  3. This was terrific--so heartfelt and so interesting. As for Peter Pan, what a gorgeous piece of film (I'm definitely going to have to look for it.) I'd read about Betty Bronson (in the film criticism of Iris Barry, whom you mention), but I'd never seen her before.... Thank you, Mary.

  4. Mary: Thank you for sharing your memories of James Card, and thank you for the beautiful clip from "Peter Pan."

  5. Mary,

    That was such a lovely tribute to Mr. Card. Reading Seductive Cinema, I could only assume he was as passionate and entertaining in real life as he was in his writing, so it's wonderful to read your first-hand proof of it. Thank you so much for sharing it. And yes, that version of Peter Pan is a remarkable piece of filmmaking. It's so great Card was able to save it.

  6. Mary, thanks for a terrific post. I'll have to return to see the video, but a lovely tribute to James Card and thank you for all the work you do!

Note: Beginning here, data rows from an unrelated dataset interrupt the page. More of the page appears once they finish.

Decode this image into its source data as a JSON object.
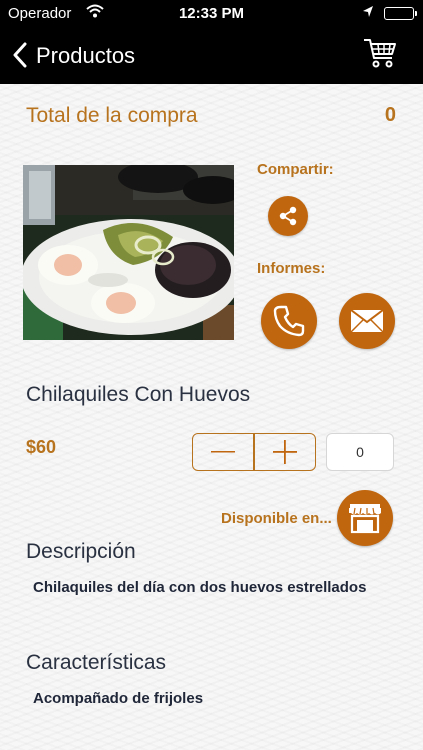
{
  "status_bar": {
    "carrier": "Operador",
    "time": "12:33 PM"
  },
  "nav": {
    "back_label": "Productos",
    "cart_icon": "cart-icon"
  },
  "summary": {
    "total_label": "Total de la compra",
    "total_value": "0"
  },
  "actions": {
    "share_label": "Compartir:",
    "info_label": "Informes:",
    "available_label": "Disponible en..."
  },
  "product": {
    "name": "Chilaquiles Con Huevos",
    "price": "$60",
    "quantity": "0"
  },
  "description": {
    "title": "Descripción",
    "text": "Chilaquiles del día con dos huevos estrellados"
  },
  "features": {
    "title": "Características",
    "text": "Acompañado de frijoles"
  },
  "colors": {
    "accent": "#c0660f",
    "accent_text": "#b8731e",
    "title_text": "#2a3242",
    "nav_background": "#000000"
  }
}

  7. Thank you for this wonderful tribute to our Dad (my sister sent me the link for your site). It really makes me happy to know that he's not forgotten and that his passion for film remains strong among those that met him and watched films in his classes. You're right, he was a good storyteller and a good teacher and he had a nose for talent and exceptional qualities - not just in film but in people. He would have been happy to read your blog - and would be sure to tell you that you're a talented writer!